What you should do.
If a line in the entries below includes "tyxy", pick it out and copy it.

Data provided.
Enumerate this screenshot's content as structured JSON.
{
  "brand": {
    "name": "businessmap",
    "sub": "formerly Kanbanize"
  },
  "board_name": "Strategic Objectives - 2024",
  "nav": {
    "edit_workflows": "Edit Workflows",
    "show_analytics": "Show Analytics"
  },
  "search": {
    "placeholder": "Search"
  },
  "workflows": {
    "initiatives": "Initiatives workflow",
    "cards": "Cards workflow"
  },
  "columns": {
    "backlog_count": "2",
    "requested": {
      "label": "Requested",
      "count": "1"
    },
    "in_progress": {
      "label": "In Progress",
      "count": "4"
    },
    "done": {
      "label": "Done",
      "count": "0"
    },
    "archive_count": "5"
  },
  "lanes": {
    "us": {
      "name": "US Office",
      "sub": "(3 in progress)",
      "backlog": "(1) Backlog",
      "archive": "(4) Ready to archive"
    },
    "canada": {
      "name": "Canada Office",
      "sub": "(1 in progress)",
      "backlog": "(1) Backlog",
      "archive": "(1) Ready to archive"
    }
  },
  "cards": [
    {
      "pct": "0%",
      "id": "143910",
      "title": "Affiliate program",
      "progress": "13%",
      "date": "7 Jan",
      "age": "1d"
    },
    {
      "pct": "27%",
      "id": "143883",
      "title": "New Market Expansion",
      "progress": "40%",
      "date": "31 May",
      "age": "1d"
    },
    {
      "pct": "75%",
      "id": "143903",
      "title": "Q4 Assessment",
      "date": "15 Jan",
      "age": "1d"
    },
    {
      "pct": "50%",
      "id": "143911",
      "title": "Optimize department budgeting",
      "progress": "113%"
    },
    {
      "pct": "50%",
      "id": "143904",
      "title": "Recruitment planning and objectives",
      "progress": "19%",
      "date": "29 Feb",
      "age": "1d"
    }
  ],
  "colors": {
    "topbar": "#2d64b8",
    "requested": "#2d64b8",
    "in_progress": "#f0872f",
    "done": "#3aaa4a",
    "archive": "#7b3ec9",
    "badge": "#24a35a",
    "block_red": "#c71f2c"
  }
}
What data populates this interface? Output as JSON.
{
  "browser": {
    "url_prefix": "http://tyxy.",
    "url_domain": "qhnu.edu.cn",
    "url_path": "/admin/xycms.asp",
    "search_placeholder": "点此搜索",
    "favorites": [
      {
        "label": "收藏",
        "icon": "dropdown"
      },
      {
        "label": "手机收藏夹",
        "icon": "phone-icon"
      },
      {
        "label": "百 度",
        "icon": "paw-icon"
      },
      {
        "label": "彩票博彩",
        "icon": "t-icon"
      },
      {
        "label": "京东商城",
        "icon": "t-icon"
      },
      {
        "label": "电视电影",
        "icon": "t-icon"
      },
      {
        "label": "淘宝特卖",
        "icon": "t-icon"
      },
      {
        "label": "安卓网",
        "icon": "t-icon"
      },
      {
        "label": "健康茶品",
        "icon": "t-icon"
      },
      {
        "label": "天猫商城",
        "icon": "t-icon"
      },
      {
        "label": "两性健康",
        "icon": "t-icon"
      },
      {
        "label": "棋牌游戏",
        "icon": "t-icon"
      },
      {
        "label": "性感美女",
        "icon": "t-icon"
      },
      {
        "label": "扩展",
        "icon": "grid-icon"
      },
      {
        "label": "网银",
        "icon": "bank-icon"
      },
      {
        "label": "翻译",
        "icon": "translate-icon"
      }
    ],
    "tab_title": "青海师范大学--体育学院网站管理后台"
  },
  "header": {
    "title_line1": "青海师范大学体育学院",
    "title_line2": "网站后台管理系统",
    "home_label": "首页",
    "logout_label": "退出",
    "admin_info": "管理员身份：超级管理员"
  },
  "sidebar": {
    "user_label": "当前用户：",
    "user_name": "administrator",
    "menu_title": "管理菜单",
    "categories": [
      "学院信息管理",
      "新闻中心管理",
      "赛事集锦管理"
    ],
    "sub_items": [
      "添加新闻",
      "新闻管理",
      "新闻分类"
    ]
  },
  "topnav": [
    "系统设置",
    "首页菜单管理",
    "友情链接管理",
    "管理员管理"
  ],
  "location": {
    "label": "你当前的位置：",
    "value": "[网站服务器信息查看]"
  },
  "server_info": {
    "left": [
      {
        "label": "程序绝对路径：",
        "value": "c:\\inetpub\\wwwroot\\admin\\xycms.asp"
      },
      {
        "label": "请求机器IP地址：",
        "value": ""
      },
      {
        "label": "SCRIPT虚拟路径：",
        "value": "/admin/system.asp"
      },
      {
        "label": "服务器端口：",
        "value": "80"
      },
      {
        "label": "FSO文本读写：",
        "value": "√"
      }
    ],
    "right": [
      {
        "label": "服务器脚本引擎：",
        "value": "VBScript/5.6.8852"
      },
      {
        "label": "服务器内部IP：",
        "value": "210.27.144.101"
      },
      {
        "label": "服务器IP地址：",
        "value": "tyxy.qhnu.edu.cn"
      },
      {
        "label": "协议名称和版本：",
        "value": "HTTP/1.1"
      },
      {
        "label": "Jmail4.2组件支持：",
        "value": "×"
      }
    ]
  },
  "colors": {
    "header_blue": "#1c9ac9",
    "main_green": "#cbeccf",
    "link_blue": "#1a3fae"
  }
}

Written answer.
    "url_prefix": "http://tyxy.",
        "value": "tyxy.qhnu.edu.cn"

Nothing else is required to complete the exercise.